Date of Conferral



Doctor of Education (Ed.D.)




Mari V. Tinney


The problem addressed in this project is the high attrition rate among English as Second Language (ESL) students in a local community college associate degree nursing program. If the retention problem is addressed, the increase in the number of ESL nursing student graduates could result in a more diverse nursing workforce, reflecting the diversity of the community. The purpose of this study was to examine student and faculty views regarding factors that contribute to the academic success and retention of ESL students. To that end, a qualitative case study approach was used, guided by the theoretical frameworks of Cummins's contextual interaction theory and Freire's and Mezirow's transformational learning theory. By using purposeful sampling, 8 ESL students and 5 faculty members were interviewed in both structured and unstructured interviews. The data were decoded using Nvivo computer software to establish themes and categories for analysis. The themes pointed to faculty lacking: (a) cultural awareness and sensitivity, (b) knowledge of the academic needs of ESL students, (c) knowledge of teaching strategies to accommodate the learning of ESL students, and (d) skills to prepare ESL students for what to expect. The findings led to creating a professional development workshop for faculty and led to recommending that the director and dean of the nursing program make it mandatory for faculty to continue their education on skills to improve academic success of ESL students. The findings suggest administrators should make cultural awareness competency compulsory.

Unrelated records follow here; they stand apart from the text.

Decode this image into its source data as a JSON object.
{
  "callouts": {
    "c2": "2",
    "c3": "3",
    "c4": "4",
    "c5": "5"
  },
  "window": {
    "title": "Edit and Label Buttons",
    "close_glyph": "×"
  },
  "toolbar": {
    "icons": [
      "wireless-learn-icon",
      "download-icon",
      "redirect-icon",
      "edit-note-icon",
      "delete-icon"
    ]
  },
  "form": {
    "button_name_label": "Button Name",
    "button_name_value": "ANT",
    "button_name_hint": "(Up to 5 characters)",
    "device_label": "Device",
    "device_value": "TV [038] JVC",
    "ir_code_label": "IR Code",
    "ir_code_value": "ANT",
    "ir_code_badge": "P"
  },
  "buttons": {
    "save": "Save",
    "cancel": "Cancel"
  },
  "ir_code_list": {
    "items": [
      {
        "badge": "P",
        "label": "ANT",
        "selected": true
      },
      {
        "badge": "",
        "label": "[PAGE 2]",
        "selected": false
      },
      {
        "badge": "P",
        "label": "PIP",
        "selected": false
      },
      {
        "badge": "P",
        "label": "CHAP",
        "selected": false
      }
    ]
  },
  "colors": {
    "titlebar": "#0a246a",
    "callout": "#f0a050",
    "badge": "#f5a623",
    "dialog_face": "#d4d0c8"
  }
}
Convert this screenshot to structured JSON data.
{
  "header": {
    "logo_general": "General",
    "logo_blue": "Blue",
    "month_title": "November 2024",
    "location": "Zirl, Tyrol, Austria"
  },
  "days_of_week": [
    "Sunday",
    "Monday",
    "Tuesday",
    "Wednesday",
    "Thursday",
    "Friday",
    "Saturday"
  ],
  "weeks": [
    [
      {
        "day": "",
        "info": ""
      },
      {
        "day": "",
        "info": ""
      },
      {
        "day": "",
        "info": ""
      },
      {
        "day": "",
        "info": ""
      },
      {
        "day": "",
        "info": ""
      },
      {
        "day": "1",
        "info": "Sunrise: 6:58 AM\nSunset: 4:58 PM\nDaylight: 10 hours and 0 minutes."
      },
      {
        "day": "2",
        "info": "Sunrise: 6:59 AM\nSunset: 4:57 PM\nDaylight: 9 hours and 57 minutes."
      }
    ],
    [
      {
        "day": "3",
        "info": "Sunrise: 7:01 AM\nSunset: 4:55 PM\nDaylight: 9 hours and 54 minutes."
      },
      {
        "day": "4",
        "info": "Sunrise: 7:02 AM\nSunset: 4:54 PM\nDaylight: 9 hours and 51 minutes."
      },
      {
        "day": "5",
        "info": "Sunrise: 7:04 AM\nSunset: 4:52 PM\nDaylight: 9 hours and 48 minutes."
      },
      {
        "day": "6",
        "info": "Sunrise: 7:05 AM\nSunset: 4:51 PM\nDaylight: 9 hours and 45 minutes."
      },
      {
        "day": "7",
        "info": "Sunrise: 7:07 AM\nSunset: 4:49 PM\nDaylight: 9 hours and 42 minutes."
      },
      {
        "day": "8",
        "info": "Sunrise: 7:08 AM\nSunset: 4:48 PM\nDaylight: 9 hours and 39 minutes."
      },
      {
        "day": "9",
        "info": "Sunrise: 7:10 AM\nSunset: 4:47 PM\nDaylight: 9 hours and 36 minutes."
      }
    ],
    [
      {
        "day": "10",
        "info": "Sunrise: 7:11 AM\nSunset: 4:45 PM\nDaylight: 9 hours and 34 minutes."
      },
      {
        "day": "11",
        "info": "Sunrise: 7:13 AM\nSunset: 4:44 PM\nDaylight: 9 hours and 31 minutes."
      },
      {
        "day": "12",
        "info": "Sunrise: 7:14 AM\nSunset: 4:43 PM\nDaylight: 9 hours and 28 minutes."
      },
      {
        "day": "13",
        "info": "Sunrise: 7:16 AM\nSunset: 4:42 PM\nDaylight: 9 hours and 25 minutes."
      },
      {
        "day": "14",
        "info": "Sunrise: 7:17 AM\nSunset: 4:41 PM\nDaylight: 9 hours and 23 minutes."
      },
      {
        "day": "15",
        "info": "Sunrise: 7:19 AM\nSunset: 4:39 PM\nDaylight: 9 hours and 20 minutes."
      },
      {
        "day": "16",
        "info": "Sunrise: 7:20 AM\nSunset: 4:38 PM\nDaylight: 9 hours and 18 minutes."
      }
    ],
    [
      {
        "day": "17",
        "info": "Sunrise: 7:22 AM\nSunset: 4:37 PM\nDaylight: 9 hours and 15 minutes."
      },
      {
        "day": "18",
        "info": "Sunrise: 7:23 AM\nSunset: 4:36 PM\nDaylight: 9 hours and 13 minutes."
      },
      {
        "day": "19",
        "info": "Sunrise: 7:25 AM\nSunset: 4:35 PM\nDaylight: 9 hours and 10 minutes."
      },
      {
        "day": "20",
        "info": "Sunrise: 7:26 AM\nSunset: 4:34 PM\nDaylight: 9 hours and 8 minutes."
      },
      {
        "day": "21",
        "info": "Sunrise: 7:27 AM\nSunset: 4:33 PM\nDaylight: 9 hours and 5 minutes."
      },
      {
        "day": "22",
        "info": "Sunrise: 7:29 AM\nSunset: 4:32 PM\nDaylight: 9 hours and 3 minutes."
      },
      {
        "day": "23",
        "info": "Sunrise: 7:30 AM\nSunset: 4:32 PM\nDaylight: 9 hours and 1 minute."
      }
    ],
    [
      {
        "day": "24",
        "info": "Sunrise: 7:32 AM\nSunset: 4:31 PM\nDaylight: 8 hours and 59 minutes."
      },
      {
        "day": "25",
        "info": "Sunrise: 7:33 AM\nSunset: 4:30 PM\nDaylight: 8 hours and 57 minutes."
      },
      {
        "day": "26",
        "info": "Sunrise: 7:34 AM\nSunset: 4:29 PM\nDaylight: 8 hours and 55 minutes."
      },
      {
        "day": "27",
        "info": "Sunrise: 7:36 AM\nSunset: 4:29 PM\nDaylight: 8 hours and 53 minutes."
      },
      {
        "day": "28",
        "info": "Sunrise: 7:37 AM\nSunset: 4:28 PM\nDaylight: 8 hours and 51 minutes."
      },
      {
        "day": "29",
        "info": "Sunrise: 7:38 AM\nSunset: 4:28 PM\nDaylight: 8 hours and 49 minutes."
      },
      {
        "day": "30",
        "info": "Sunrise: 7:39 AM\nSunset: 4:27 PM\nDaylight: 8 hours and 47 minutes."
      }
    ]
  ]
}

These efforts and faculty training may result in broader positive social change for ESL students and faculty, administrators, and the community, improving the number of graduating nurses to serve a diverse patient population.